Cells were embedded with 4% paraformaldehyde for 20 minutes. Following this, they were permeabilized with 0.1% Triton-X in 1x PBS. After incubation with 10% FBS and 1% bovine serum albumin in 1x PBS for 30 minutes, cells were immunostained with anti-LC3B (x500) (Sigma, L7543), anti-LAMP2 (x50) (Development Studies Hybridoma Bank, clone H4B4) overnight and incubated with anti-rabbit IgG tagged with AlexaFluor 488 or anti-mouse IgG tagged with AlexaFluor 546 for 1 hour. The cover slips were embedded with VectaShield, stained with DAPI and images were acquired on a Zeiss LSM510 META confocal microscope (63 × 1.4 NA) or a Leica TCS SP5 confocal microscope at room temperature using Zeiss LSM510 v.3.2 software or Leica LAS AF software. Adobe Photoshop 7.0 (Adobe Systems Inc.) was used for subsequent image processing. For colocalization assay in HeLa cells, an appropriate confocal image was taken with Leica LAS AF software. Then, these images were analyzed automatically with the ImageJ “Colocalization” Plugin (Settings: Each threshold: 25, Ratio: 75%) followed by “Analyze particles” (Settings: threshold 25; Pixel: 1) between endogenous LC3 positive and LAMP2 vesicles. Experiments were done in triplicate at least twice.

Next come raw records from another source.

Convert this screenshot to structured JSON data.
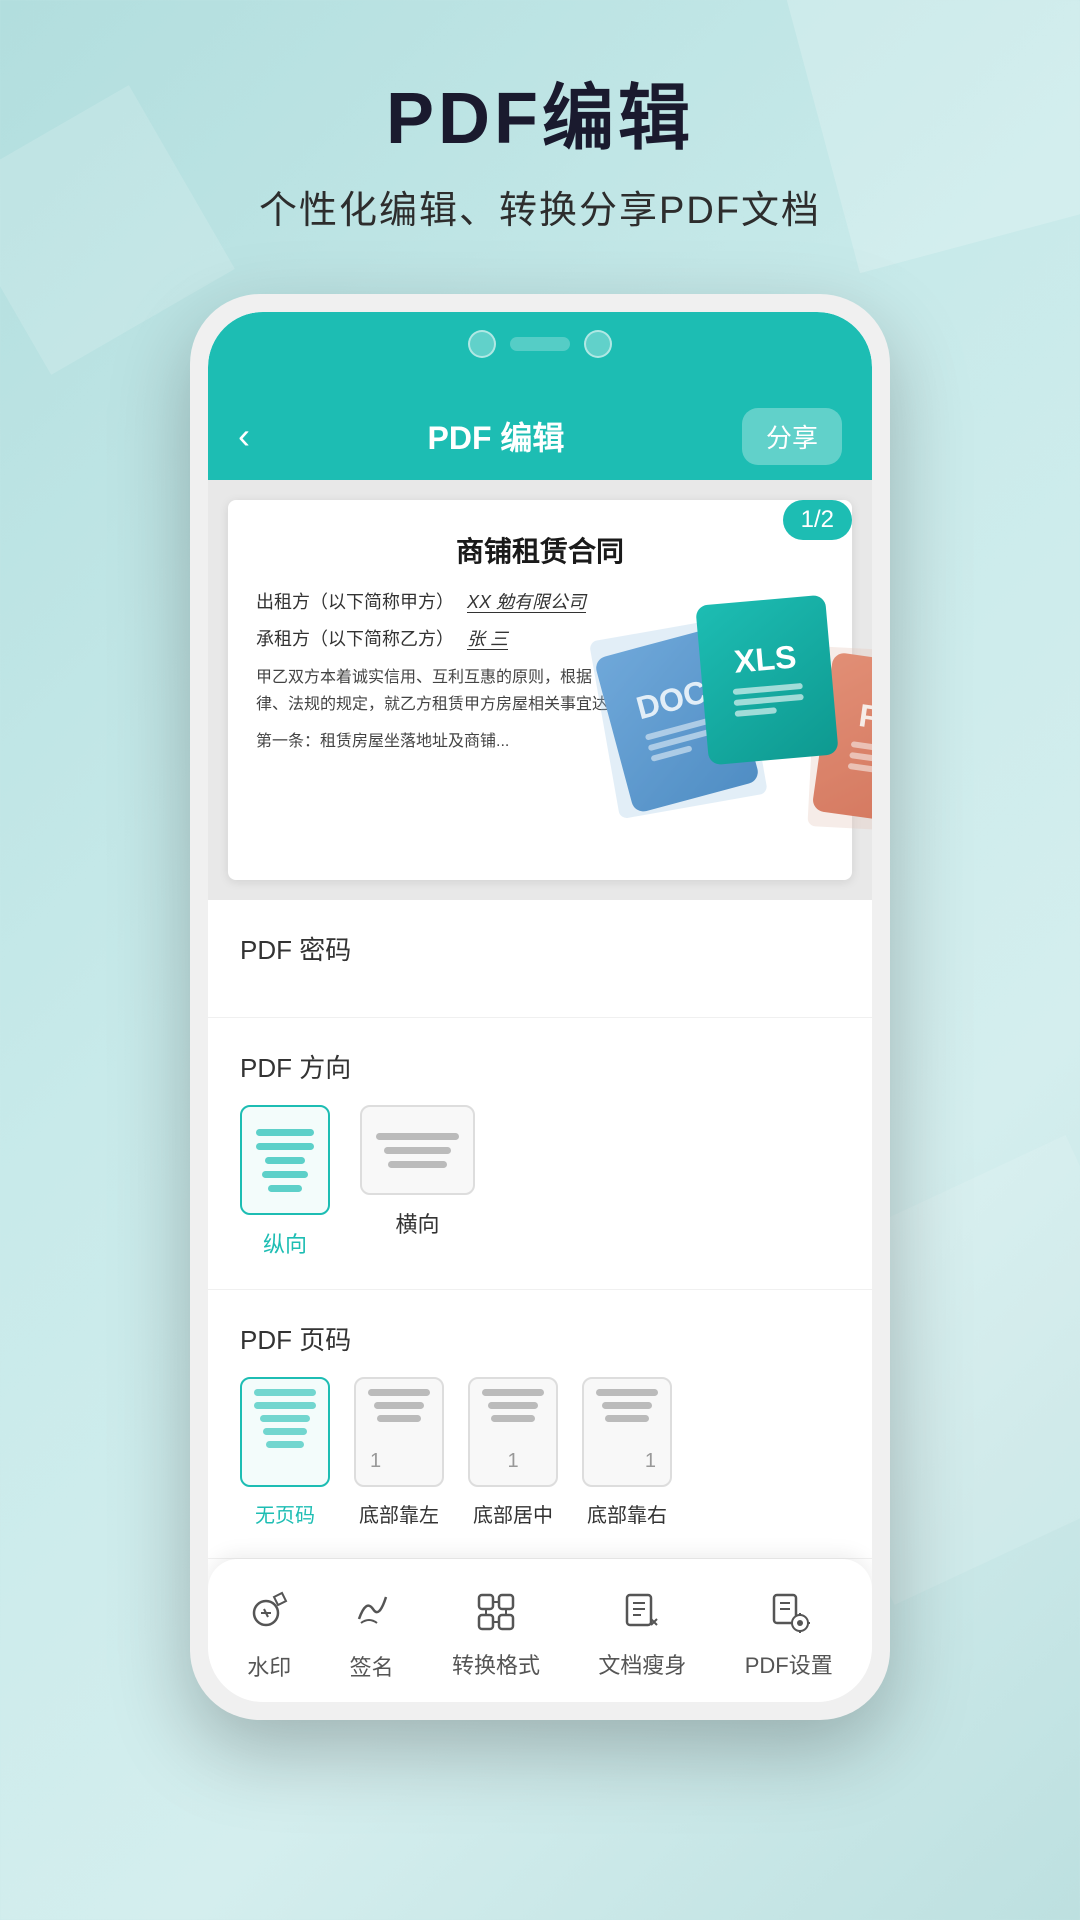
{
  "header": {
    "title": "PDF编辑",
    "subtitle": "个性化编辑、转换分享PDF文档"
  },
  "app_bar": {
    "back_label": "‹",
    "title": "PDF 编辑",
    "share_label": "分享"
  },
  "document": {
    "page_badge": "1/2",
    "title": "商铺租赁合同",
    "line1_label": "出租方（以下简称甲方）",
    "line1_value": "XX 勉有限公司",
    "line2_label": "承租方（以下简称乙方）",
    "line2_value": "张 三",
    "paragraph": "甲乙双方本着诚实信用、互利互惠的原则，根据《中华人民共和国合同法》法律、法规的规定，就乙方租赁甲方房屋相关事宜达成本合同，以兹共同遵守：",
    "paragraph2": "第一条：租赁房屋坐落地址及商铺..."
  },
  "file_formats": [
    {
      "label": "DOC",
      "color": "#2e75b6"
    },
    {
      "label": "XLS",
      "color": "#1dbdb3"
    },
    {
      "label": "PPT",
      "color": "#c94a2a"
    }
  ],
  "settings": {
    "password_section": {
      "title": "PDF 密码"
    },
    "direction_section": {
      "title": "PDF 方向",
      "options": [
        {
          "label": "纵向",
          "active": true
        },
        {
          "label": "横向",
          "active": false
        }
      ]
    },
    "page_number_section": {
      "title": "PDF 页码",
      "options": [
        {
          "label": "无页码",
          "active": true,
          "number_pos": null
        },
        {
          "label": "底部靠左",
          "active": false,
          "number_pos": "left"
        },
        {
          "label": "底部居中",
          "active": false,
          "number_pos": "center"
        },
        {
          "label": "底部靠右",
          "active": false,
          "number_pos": "right"
        }
      ]
    }
  },
  "toolbar": {
    "items": [
      {
        "icon": "🖋",
        "label": "水印",
        "icon_name": "watermark-icon"
      },
      {
        "icon": "✍",
        "label": "签名",
        "icon_name": "signature-icon"
      },
      {
        "icon": "⊞",
        "label": "转换格式",
        "icon_name": "convert-icon"
      },
      {
        "icon": "📄",
        "label": "文档瘦身",
        "icon_name": "compress-icon"
      },
      {
        "icon": "⚙",
        "label": "PDF设置",
        "icon_name": "settings-icon"
      }
    ]
  },
  "colors": {
    "primary": "#1dbdb3",
    "bg": "#c5e8e8"
  }
}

HeLa cells stable expressing GFP-LC3 were treated with various concentrations of caffeine for 24 or 48 hours and then fixed as described above. Analyses in triplicate were done for counting the proportion of GFP-positive cells with GFP-LC3 vesicles as previously described in reference 43.
SH-SY5Y cells treated with various concentrations of caffeine were prefixed in 2% glutaraldehyde in PBS at 4°C, treated with 1% OsO4 for 3 hours at 4°C, dehydrated in a graded series of ethanol and flat embedded in epon. Ultra-thin sections were doubly stained with uranyl acetate and observed using a JEOL JEM-2000EX electron microscopy at 80 kV.
Densitometry analysis was performed using ImageJ 1.43 on immunoblots from three independent experiments. A t-test was performed with SYSTAT software (Hulinks).
We thank Dr. Takashi Ueno (Department of Biochemistry, Juntendo University) for critical comments and Drs. Masaaki Komatsu and Yu-Shin Sou for providing Atg7+/+ and −/− MEFs. We are very grateful for a grant from Hayashi Memorial Foundation for Female Natural Scientists (Y.S.), the Grant-in-Aid for Young Scientists (B) (S. Saiki and F. Sato), grants from the All Japan Coffee Association (S. Saiki), the Takeda Scientific Foundation (S. Saiki) and the Nagao Memorial Fund (S. Saiki).
Previously published online: www.landesbioscience.com/journals/autophagy/article/14074